Ductile iron—sometimes called ductile iron, nodular cast iron, ductile iron, or SG (cast) iron—has been an industry favorite since its invention in the 1940s and perfected in the 50s, 60s and beyond. reason? Spheroidal graphite nodules dot its infrastructure, providing structural integrity not found in ordinary cast iron (aka gray iron).

Mechanical Properties of Ductile Iron
Unlike graphite flakes in gray iron, nodular graphite holds ductile iron together without cracking when bent, and acts as a built-in buffer to prevent wear. This results in products with higher ductility, tensile and yield strength, heat dissipation, and vibration and sound damping properties than their gray iron counterparts.

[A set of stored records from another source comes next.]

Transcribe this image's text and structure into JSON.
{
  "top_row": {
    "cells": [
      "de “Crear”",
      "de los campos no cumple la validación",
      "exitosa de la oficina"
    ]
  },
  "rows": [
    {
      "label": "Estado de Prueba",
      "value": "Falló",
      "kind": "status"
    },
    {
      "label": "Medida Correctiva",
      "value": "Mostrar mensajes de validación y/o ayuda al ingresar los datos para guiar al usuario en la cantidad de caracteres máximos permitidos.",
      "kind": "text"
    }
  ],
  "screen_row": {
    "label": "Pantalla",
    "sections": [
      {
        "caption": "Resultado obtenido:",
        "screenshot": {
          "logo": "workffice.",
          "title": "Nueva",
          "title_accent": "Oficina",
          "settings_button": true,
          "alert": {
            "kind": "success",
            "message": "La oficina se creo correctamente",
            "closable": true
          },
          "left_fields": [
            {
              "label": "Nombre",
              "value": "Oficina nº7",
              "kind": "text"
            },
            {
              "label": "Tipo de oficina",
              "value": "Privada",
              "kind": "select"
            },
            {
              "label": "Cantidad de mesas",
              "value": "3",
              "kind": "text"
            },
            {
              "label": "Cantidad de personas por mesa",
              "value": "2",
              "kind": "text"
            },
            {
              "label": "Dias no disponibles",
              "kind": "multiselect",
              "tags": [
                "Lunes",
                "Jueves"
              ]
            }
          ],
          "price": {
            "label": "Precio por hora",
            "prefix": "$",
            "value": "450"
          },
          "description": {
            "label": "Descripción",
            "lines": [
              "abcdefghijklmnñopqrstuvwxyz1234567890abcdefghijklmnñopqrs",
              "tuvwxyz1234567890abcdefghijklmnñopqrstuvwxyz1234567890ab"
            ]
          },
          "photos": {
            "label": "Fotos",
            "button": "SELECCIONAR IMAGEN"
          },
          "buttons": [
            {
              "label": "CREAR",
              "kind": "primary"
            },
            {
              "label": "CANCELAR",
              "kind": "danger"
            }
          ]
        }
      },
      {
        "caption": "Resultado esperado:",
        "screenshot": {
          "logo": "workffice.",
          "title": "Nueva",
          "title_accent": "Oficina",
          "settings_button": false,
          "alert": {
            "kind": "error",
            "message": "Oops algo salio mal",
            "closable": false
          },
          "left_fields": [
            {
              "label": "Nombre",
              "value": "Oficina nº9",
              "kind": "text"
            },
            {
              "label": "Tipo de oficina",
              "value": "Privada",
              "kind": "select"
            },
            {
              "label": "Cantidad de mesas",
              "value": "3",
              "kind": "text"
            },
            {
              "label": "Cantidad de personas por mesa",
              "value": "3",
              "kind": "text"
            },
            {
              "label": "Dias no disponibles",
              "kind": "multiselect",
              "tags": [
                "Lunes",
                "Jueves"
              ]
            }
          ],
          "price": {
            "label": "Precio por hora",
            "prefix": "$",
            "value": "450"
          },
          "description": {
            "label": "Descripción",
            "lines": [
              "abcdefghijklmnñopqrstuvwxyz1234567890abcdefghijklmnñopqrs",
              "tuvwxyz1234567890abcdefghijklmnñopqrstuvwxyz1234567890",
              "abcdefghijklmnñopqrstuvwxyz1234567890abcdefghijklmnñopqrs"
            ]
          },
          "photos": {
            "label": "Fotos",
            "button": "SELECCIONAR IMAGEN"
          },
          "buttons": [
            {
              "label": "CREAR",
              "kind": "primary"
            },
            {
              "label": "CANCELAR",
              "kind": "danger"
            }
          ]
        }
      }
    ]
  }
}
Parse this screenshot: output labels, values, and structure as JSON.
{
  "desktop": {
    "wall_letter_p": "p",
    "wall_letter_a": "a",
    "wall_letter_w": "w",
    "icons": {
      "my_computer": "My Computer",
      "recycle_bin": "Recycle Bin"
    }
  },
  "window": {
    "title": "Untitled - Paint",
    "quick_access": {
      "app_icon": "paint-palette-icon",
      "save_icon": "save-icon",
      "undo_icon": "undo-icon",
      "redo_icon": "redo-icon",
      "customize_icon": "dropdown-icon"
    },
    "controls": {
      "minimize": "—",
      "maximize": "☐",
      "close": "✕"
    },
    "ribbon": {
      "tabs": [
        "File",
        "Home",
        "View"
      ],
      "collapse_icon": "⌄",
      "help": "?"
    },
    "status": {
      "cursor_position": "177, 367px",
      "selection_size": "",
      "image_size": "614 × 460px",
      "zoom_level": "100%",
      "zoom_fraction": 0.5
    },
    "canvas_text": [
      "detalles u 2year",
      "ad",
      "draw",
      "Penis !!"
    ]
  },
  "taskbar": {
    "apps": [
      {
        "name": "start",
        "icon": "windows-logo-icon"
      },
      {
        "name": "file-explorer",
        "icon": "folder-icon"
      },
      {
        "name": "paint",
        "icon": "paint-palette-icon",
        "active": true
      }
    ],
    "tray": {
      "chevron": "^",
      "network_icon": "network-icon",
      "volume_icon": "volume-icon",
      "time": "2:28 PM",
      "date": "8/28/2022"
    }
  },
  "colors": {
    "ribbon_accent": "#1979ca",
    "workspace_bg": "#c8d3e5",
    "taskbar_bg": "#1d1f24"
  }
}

Ductile iron casting process
The higher the number of nodules in a ductile iron casting, the better its strength and elongation properties. We achieved consistently high nodule counts through vertical in-mold inoculation. In this method, the molten metal is inoculated with magnesium as it is poured into each mold, ensuring even distribution within and between the molds. Our proprietary vertical casting process minimizes air pockets and other structural defects while consistently maintaining a nodularity rate of 85% or higher—far exceeding industry standards.

Benefits of Ductile Iron Castings
Ductile iron offers flexibility in both its physical properties and design. Its castability, machinability, elongation and deformation without breaking ability are far superior to gray cast iron.

The price of ductile iron is significantly lower than that of cast steel, and only slightly higher than that of gray cast iron. However, its overall performance and wear resistance make it a cost-effective solution.

Ductile iron is a very elastic material in terms of yield strength and tensile strength, meaning it can withstand enormous physical stress without changing shape or breaking.